- Danish Prime Minister Mette Frederiksen said earlier this week that the government planned to cull all 15 million minks in Danish farms to try to reduce the risk of the animals re-transmitting the new strain of the coronavirus to humans.
- The United Nations health agency said it was working with regional offices in Europe, the Western Pacific, and the Americas because there are many mink farms present in countries across the globe.
- We are "looking at the biosecurity on the mink farms, looking at the surveillance that's happening in these mink farms and to support countries in taking the right steps to prevent the virus to continue to circulate in minks — and to prevent spillover events from happening," Dr. Maria van Kerkhove said.
LONDON — The World Health Organization said on Friday it would review biosecurity measures across the globe after Danish health authorities found a mutated form of the coronavirus present in the country's mink farms.
The detection of the mutated virus among minks has raised questions about the effectiveness of a future Covid-19 vaccine.
Danish Prime Minister Mette Frederiksen said earlier this week that the government planned to cull all 15 million minks in Danish farms to try to reduce the risk of the animals re-transmitting the new strain of the coronavirus to humans.
Frederiksen described the situation as "very, very serious," warning the mutated virus could have "devastating consequences" worldwide.
When asked about reports of the mutated virus among minks during a news briefing on Friday, Dr. Maria van Kerkhove, head of the WHO's emerging diseases and zoonosis unit, said: "There is always a concern when you have a circulation and transmission from humans to animals and then animals to humans."
"We've been seeing this for a number of months now and what we understand is the minks have been infected with contact from humans and it circulates in the mink and then it can pass back to humans," van Kerkhove said from WHO's headquarters in Geneva, Switzerland.
"Each one of these changes, each one of these mutations, whether they are identified in mink or they are identified in humans, need to be evaluated because we need to determine the importance of each of these.

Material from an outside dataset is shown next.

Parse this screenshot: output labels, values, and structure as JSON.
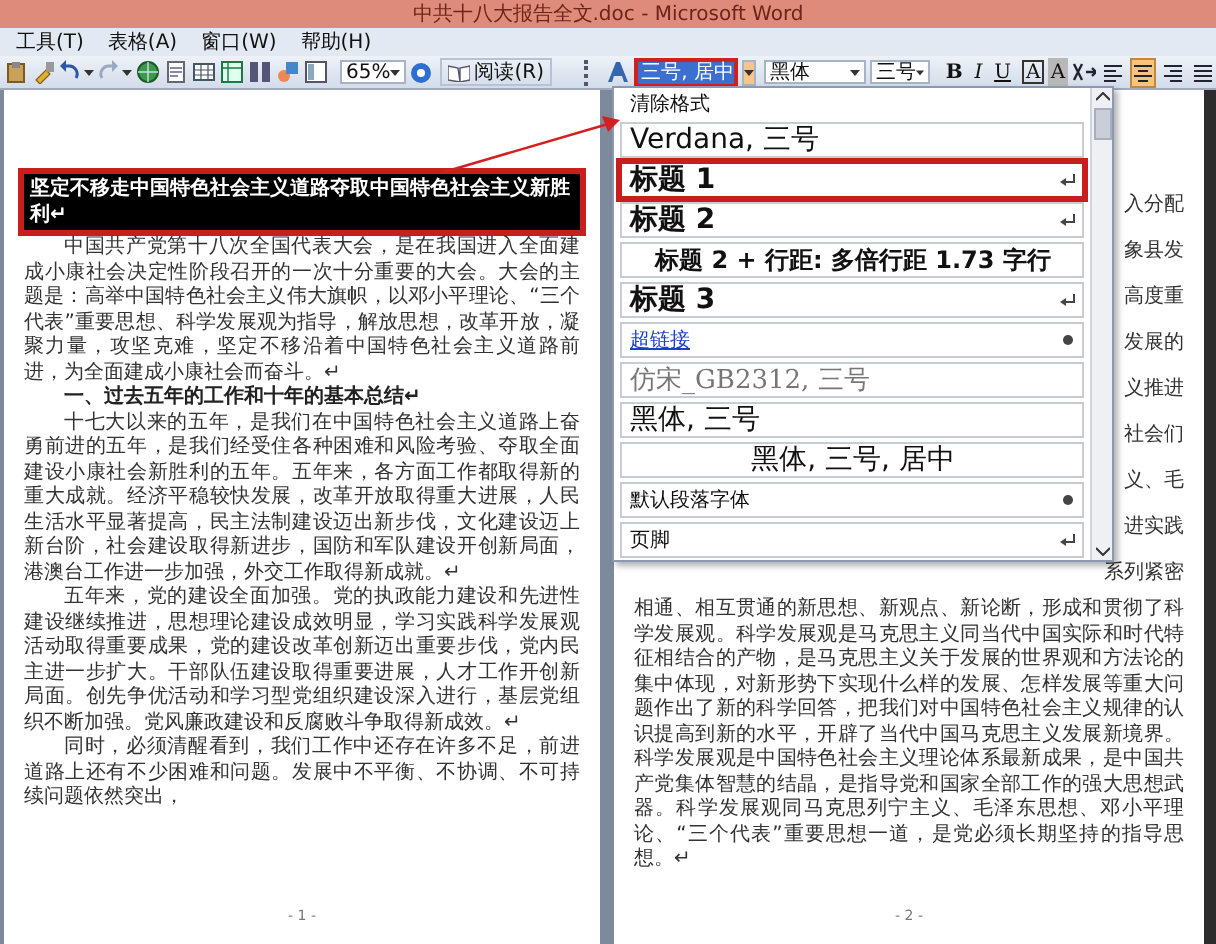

And if any of these changes means that the virus behaves differently," van Kerkhove said.
"There's a proper way to do that because there need to be studies to evaluate if there's any changes in transmissibility or severity and if there are any implications for diagnostics for vaccines and therapeutics," she continued.

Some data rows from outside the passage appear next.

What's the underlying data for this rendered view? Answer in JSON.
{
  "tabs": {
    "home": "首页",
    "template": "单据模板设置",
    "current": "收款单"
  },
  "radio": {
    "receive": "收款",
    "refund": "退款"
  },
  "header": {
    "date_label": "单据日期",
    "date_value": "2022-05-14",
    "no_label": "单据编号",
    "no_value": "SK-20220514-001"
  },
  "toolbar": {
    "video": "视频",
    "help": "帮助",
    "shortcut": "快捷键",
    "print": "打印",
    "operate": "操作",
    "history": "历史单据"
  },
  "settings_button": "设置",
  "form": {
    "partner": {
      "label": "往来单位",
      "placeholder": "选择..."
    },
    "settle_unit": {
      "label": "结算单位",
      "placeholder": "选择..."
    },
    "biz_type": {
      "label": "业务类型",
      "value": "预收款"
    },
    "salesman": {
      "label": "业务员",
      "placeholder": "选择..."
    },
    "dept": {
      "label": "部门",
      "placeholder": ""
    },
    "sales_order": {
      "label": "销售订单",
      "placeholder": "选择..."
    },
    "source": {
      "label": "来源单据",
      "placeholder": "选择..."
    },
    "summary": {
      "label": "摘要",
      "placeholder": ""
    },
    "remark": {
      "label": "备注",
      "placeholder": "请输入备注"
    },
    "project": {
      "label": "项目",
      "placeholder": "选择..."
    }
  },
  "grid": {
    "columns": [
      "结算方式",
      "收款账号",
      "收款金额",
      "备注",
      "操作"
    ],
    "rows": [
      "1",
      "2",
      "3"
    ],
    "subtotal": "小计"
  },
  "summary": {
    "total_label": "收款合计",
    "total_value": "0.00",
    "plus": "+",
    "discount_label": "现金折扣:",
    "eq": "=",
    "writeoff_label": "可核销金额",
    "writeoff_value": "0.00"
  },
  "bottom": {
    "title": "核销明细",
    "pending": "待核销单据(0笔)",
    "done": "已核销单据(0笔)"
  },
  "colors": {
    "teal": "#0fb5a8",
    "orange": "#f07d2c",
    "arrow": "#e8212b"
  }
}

"In this situation, there is a suggestion that some of these mutations may have some implications, but we need to do the proper studies to evaluate this and that is ongoing right now."

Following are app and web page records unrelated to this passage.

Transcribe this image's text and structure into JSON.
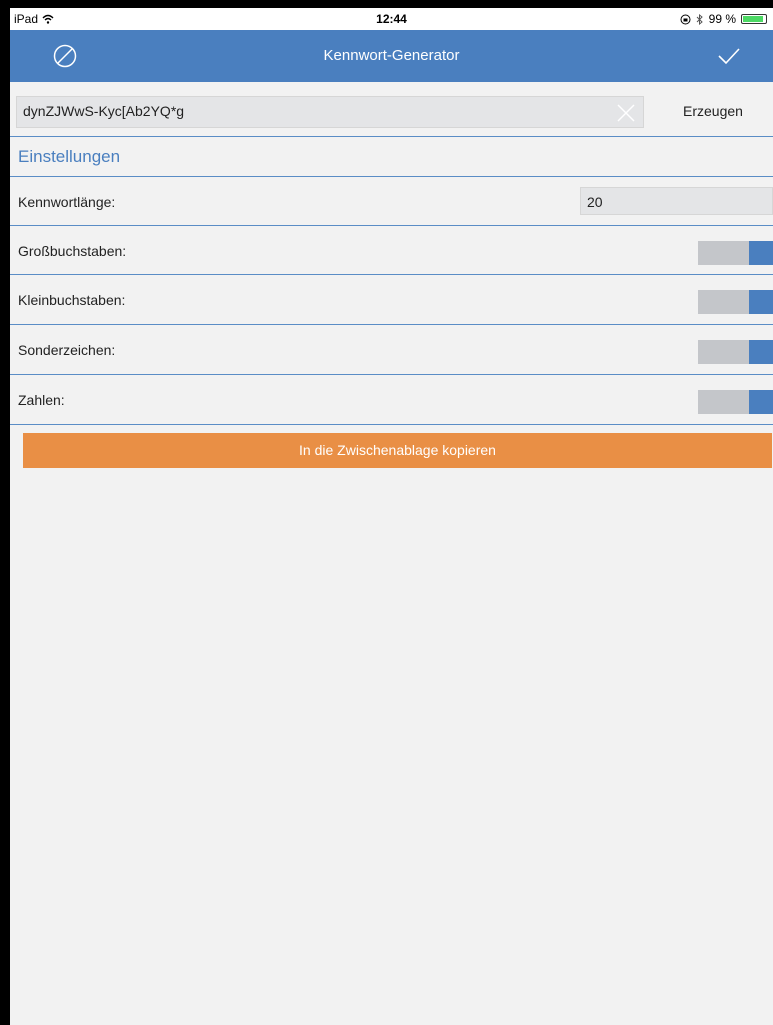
{
  "status_bar": {
    "device": "iPad",
    "time": "12:44",
    "battery": "99 %"
  },
  "nav": {
    "title": "Kennwort-Generator",
    "cancel_icon": "cancel-circle-icon",
    "confirm_icon": "checkmark-icon"
  },
  "password": {
    "value": "dynZJWwS-Kyc[Ab2YQ*g",
    "generate_label": "Erzeugen"
  },
  "settings": {
    "title": "Einstellungen",
    "length": {
      "label": "Kennwortlänge:",
      "value": "20"
    },
    "uppercase": {
      "label": "Großbuchstaben:",
      "on": true
    },
    "lowercase": {
      "label": "Kleinbuchstaben:",
      "on": true
    },
    "special": {
      "label": "Sonderzeichen:",
      "on": true
    },
    "numbers": {
      "label": "Zahlen:",
      "on": true
    }
  },
  "copy_button": {
    "label": "In die Zwischenablage kopieren"
  },
  "colors": {
    "accent": "#4a7fbf",
    "copy_button": "#e98f45",
    "toggle_track": "#c4c6ca"
  }
}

The United Nations health agency said it was working with regional offices in Europe, the Western Pacific, and the Americas because there are many mink farms present in countries across the globe.
We are "looking at the biosecurity on the mink farms, looking at the surveillance that's happening in these mink farms and to support countries in taking the right steps to prevent the virus to continue to circulate in minks — and to prevent spillover events from happening," van Kerkhove said.
To date, more than 48.8 million people have contracted the coronavirus worldwide, with 1.23 million related deaths, according to data compiled by Johns Hopkins University.
Drugmakers and research centers are scrambling to deliver a safe and effective vaccine in an attempt to bring an end to the coronavirus pandemic.
Last month, Dr. Anthony Fauci, the U.S.'s leading expert on infectious disease, said he believed it would only be a matter of weeks before the findings of a potential Covid vaccine will be known.
The reports of a mutated coronavirus among the mink population in Denmark, one of the world's main mink fur exporters, has triggered concern about the effectiveness of a potential vaccine.
"I think it is very important to recognize that these types of things happen all of the time. This is a global pandemic and many millions (of people) have been infected and many millions of animals have been exposed," Dr. Mike Ryan, executive director of the WHO's health emergencies program, said during the same briefing.
"There is always a potential that the virus can then come back to humans and that is a concern because mammal species like mink are very good hosts in a sense and the virus can evolve within those species especially if there are large numbers packed closely together," Ryan said.
"We have to look at that viral evolution, we have to create the biosecurity around farms like that so that there is not that contact back with human populations. And we have to address all of those issues. But, right now, the evidence that we have does not suggest that this variant is in any way different in the way it behaves," he added.
Ryan said the WHO would have to evaluate whether the mutation of the virus among the mink population is different in terms of its clinical severity or whether there is any implication for diagnostics or vaccines. "But we are a long, long way away from making any determination of that kind," he said.
Dr. Soumya Swaminathan, the World Health Organization's chief scientist, said it would be unwise to jump to any conclusions following reports of the mutated virus found among mink farms in Denmark.
"I think that we need to wait and see what the implications are, but I don't think we should come to any conclusions about whether this particular mutation is going to impact vaccine efficacy or not," Swaminathan said.
"We don't have any evidence at the moment that it would. But we will update you as we get more information."